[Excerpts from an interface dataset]
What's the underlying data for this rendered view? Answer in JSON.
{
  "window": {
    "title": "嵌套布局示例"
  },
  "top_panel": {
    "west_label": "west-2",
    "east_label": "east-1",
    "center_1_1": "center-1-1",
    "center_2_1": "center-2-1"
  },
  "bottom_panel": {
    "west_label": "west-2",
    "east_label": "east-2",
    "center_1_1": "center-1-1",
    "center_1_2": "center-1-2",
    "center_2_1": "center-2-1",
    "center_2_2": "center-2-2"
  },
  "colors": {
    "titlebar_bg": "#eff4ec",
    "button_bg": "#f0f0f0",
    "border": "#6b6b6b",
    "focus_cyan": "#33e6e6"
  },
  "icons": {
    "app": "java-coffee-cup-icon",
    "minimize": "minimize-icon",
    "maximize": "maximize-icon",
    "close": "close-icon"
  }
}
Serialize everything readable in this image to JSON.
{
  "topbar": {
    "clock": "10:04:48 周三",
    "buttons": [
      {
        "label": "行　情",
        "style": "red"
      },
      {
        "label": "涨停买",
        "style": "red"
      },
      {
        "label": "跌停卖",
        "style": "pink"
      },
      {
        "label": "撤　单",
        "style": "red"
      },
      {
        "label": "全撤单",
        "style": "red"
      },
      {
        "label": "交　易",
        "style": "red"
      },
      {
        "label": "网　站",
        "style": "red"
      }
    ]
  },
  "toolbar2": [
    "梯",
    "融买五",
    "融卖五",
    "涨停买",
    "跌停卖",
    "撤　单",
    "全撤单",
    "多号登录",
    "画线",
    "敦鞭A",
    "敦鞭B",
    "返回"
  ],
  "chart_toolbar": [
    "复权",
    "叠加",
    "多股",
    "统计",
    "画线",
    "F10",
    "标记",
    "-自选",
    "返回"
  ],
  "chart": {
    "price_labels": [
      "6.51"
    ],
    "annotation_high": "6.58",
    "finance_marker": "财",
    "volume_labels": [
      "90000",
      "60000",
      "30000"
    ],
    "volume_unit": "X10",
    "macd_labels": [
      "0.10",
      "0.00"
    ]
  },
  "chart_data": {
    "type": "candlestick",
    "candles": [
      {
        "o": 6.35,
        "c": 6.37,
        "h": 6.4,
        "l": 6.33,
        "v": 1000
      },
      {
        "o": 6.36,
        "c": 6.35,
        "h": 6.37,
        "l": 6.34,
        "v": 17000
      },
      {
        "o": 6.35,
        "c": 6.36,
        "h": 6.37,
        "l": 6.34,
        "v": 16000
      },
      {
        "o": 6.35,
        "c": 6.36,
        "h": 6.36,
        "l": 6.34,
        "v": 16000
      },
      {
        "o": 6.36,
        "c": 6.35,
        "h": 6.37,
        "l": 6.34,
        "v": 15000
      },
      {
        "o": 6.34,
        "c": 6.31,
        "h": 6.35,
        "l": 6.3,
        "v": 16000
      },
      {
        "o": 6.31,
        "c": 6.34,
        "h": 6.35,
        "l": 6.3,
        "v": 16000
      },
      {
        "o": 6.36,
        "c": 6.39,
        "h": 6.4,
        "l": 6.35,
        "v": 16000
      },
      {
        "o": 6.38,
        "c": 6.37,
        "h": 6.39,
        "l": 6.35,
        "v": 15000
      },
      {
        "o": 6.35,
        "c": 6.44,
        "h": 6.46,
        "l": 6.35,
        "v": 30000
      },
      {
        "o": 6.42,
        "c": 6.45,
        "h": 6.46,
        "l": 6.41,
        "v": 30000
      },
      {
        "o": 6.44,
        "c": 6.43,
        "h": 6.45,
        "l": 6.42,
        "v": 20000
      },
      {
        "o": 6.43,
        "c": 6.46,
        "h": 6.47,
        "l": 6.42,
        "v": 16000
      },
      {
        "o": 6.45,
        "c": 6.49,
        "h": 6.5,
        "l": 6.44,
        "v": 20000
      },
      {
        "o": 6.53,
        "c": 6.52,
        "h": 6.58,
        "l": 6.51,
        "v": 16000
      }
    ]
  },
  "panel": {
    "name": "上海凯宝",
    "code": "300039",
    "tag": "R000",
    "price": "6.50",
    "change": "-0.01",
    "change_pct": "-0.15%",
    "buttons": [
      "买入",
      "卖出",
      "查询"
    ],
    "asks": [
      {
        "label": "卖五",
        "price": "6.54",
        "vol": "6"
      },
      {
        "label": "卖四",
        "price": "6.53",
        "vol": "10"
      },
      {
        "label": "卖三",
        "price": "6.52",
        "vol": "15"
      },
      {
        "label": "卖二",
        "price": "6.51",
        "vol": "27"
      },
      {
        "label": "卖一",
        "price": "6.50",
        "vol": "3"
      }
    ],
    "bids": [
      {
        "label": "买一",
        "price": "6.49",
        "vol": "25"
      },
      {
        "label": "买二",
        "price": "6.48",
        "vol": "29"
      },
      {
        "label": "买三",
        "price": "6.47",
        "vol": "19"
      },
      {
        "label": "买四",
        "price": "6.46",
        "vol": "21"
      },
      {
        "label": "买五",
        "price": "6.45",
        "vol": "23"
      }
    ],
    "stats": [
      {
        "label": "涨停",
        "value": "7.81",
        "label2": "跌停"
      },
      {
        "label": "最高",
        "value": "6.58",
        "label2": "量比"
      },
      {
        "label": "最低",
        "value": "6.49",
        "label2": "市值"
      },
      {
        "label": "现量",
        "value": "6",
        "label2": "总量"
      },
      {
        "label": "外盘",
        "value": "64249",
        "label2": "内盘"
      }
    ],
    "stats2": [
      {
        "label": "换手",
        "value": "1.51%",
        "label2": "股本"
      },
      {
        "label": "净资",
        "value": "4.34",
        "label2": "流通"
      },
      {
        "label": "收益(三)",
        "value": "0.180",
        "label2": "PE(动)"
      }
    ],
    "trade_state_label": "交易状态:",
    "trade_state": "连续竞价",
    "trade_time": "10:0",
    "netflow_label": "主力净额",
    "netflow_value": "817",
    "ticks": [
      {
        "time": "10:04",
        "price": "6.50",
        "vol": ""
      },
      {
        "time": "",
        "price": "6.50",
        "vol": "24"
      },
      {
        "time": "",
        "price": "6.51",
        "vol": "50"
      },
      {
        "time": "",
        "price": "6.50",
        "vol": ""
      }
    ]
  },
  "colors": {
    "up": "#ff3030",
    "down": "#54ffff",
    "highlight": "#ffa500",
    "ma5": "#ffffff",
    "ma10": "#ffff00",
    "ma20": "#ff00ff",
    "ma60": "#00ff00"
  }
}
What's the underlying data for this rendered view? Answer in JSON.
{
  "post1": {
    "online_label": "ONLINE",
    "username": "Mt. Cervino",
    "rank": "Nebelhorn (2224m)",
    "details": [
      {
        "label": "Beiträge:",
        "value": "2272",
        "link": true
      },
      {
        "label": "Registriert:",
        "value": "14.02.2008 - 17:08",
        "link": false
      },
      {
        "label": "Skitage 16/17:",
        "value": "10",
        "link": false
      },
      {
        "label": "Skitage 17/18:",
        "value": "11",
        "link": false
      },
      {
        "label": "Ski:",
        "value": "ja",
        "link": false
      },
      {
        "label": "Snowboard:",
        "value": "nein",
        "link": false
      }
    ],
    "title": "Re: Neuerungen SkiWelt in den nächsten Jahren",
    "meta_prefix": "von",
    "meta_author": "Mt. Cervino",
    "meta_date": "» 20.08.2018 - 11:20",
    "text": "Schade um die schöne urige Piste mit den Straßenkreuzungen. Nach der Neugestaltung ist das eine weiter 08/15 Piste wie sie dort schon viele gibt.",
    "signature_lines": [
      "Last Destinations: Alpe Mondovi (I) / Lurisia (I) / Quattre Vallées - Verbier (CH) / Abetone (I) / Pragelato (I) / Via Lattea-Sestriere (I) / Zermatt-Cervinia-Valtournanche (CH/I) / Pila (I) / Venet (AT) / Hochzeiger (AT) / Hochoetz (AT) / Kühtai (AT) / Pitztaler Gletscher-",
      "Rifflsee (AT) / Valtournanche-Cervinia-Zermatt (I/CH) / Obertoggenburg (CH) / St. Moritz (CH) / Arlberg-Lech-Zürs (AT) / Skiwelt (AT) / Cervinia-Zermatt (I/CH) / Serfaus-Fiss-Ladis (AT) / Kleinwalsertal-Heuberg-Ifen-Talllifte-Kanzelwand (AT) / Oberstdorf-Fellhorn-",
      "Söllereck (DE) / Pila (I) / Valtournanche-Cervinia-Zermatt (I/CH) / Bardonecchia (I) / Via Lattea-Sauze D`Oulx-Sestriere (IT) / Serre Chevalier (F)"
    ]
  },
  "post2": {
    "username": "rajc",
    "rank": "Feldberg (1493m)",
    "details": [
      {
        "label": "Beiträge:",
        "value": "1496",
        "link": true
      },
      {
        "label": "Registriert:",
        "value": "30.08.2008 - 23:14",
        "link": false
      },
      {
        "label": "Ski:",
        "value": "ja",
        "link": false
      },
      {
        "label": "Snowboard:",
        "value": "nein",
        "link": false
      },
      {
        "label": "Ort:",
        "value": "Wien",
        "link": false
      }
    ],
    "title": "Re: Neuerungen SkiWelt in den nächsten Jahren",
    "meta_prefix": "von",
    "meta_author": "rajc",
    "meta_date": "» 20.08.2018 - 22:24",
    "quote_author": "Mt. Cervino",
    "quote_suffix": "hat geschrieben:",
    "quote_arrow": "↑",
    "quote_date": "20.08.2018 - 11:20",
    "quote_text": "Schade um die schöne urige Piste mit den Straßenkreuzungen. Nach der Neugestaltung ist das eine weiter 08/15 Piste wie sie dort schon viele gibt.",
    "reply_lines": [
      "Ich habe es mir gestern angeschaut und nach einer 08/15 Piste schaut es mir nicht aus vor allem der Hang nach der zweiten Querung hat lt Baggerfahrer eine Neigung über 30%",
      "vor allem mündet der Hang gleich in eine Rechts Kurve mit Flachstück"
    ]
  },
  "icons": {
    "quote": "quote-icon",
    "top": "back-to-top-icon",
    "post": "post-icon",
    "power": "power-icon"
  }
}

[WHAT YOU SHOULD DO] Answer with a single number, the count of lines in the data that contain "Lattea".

[RESPONSE TO THE TASK] 2